# WHAT THE EXERCISE ASKS
Print every entry again exactly, with no pictures.

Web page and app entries
****

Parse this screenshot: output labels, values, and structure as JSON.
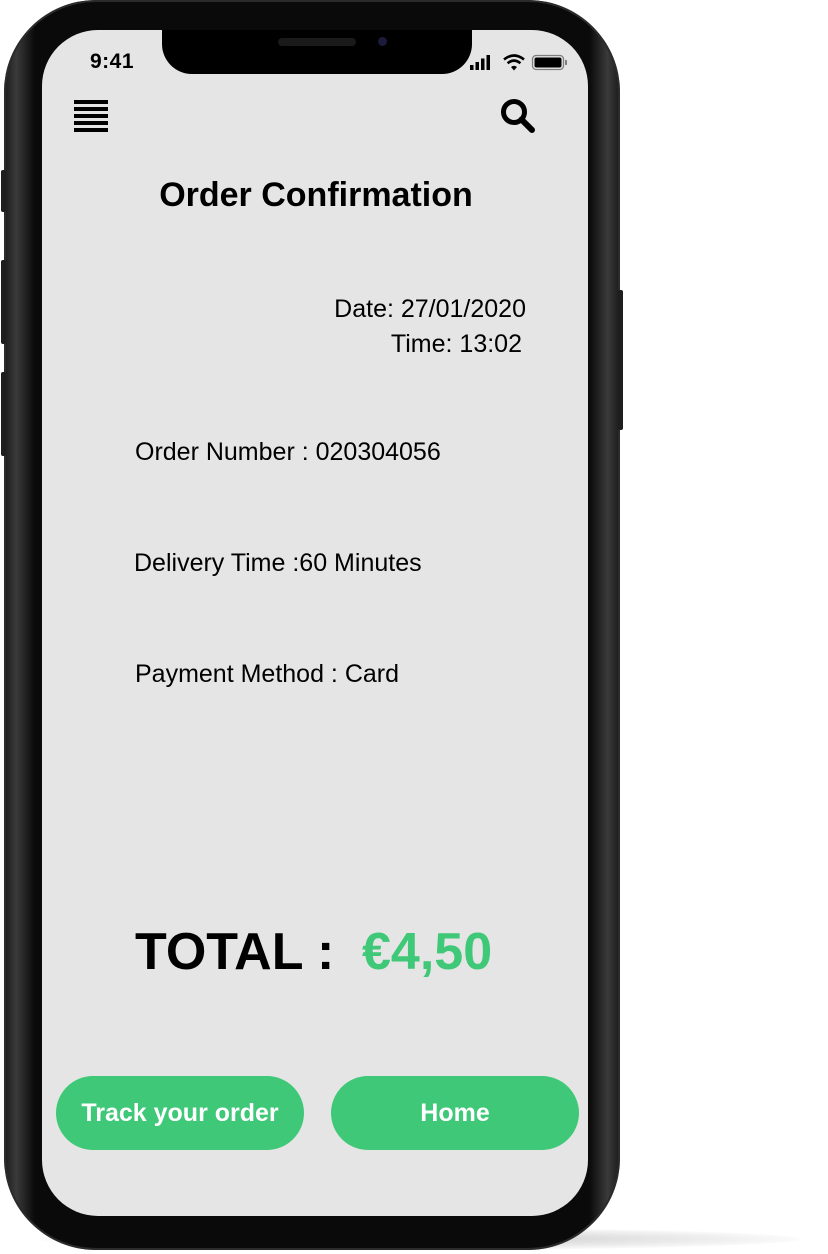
{
  "status_bar": {
    "time": "9:41"
  },
  "header": {
    "title": "Order Confirmation"
  },
  "order": {
    "date_text": "Date: 27/01/2020",
    "time_text": "Time: 13:02",
    "order_number": "Order Number : 020304056",
    "delivery_time": "Delivery Time :60 Minutes",
    "payment_method": "Payment Method : Card"
  },
  "total": {
    "label": "TOTAL :",
    "value": "€4,50"
  },
  "buttons": {
    "track": "Track your order",
    "home": "Home"
  },
  "colors": {
    "accent": "#3ec877",
    "screen_bg": "#e5e5e5"
  },
  "icons": [
    "menu-icon",
    "search-icon",
    "signal-icon",
    "wifi-icon",
    "battery-icon"
  ]
}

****

# EXERCISE SOLUTION
Parse this screenshot: output labels, values, and structure as JSON.
{
  "status_bar": {
    "time": "9:41"
  },
  "header": {
    "title": "Order Confirmation"
  },
  "order": {
    "date_text": "Date: 27/01/2020",
    "time_text": "Time: 13:02",
    "order_number": "Order Number : 020304056",
    "delivery_time": "Delivery Time :60 Minutes",
    "payment_method": "Payment Method : Card"
  },
  "total": {
    "label": "TOTAL :",
    "value": "€4,50"
  },
  "buttons": {
    "track": "Track your order",
    "home": "Home"
  },
  "colors": {
    "accent": "#3ec877",
    "screen_bg": "#e5e5e5"
  },
  "icons": [
    "menu-icon",
    "search-icon",
    "signal-icon",
    "wifi-icon",
    "battery-icon"
  ]
}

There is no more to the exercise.